PROBLEM DESCRIPTION
Write the listing out again word for word, leaving each picture behind.

______

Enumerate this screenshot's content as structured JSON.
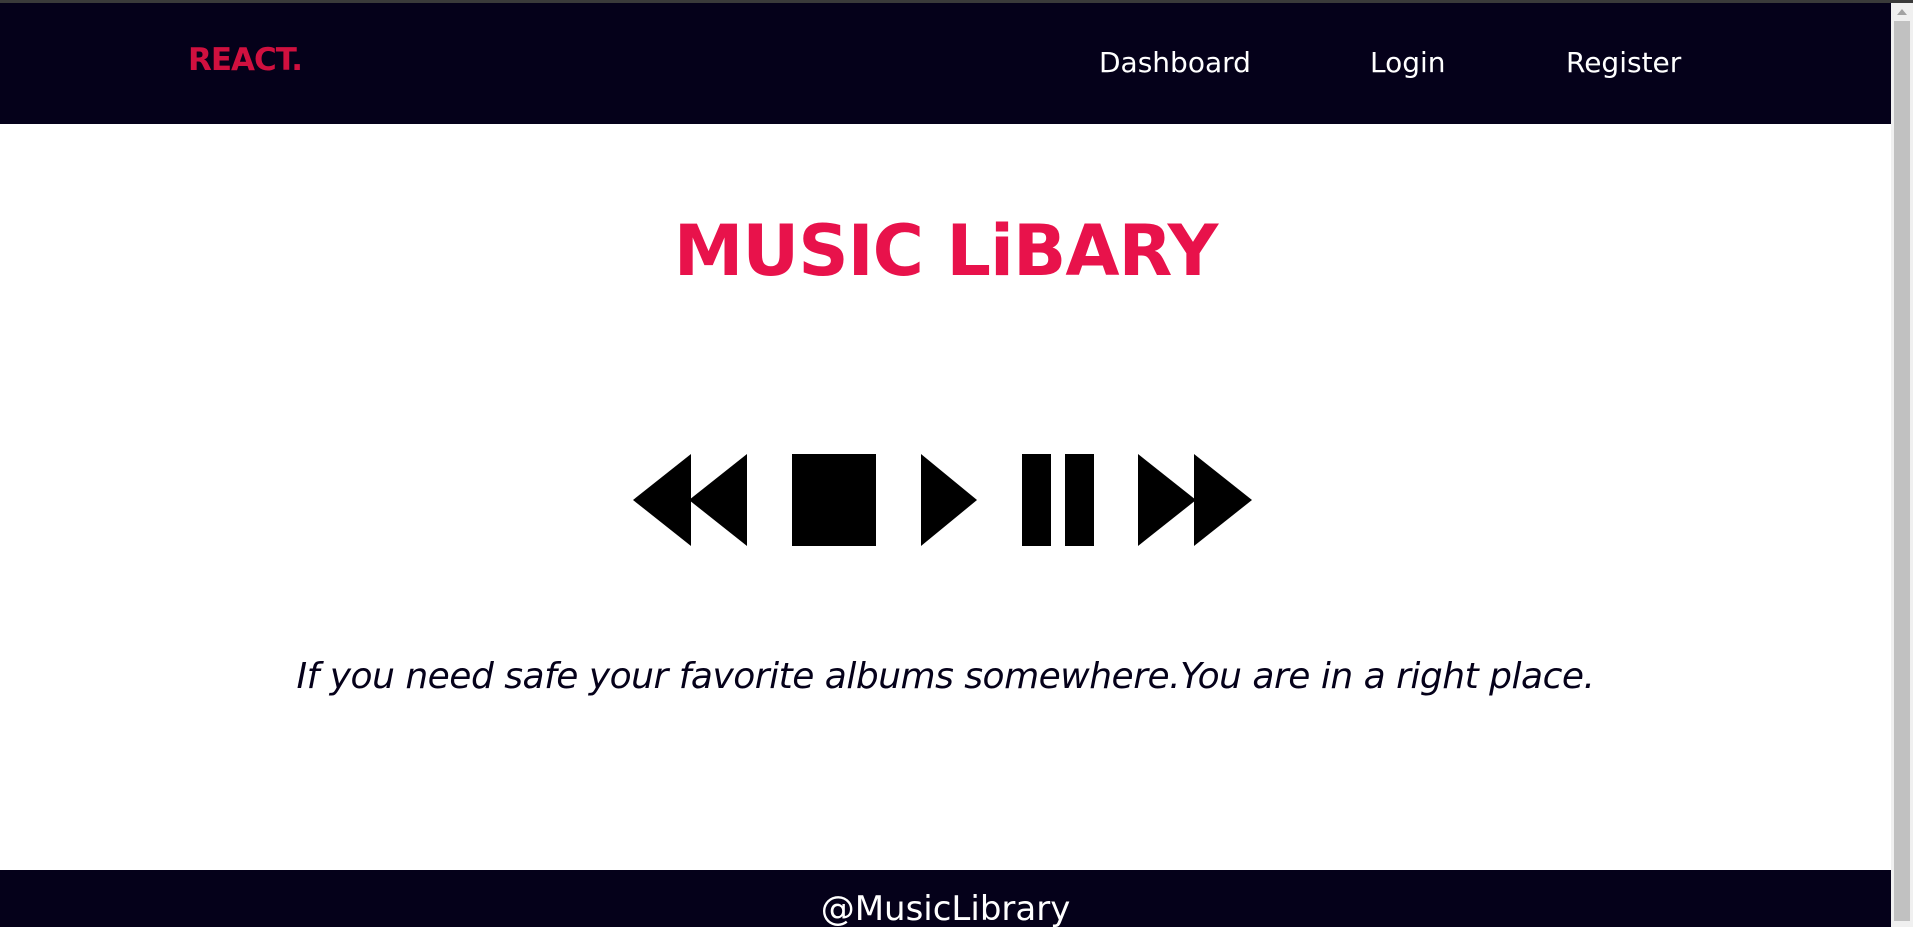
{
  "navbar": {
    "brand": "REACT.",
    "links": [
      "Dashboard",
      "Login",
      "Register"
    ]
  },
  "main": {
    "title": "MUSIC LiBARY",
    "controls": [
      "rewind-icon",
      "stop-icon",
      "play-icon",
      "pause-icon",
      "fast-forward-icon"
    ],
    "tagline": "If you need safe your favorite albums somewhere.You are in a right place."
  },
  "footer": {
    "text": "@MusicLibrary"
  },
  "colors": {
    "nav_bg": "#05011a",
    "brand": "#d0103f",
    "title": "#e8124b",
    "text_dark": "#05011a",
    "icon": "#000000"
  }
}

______

SOLUTION TO THIS PROBLEM
Enumerate this screenshot's content as structured JSON.
{
  "navbar": {
    "brand": "REACT.",
    "links": [
      "Dashboard",
      "Login",
      "Register"
    ]
  },
  "main": {
    "title": "MUSIC LiBARY",
    "controls": [
      "rewind-icon",
      "stop-icon",
      "play-icon",
      "pause-icon",
      "fast-forward-icon"
    ],
    "tagline": "If you need safe your favorite albums somewhere.You are in a right place."
  },
  "footer": {
    "text": "@MusicLibrary"
  },
  "colors": {
    "nav_bg": "#05011a",
    "brand": "#d0103f",
    "title": "#e8124b",
    "text_dark": "#05011a",
    "icon": "#000000"
  }
}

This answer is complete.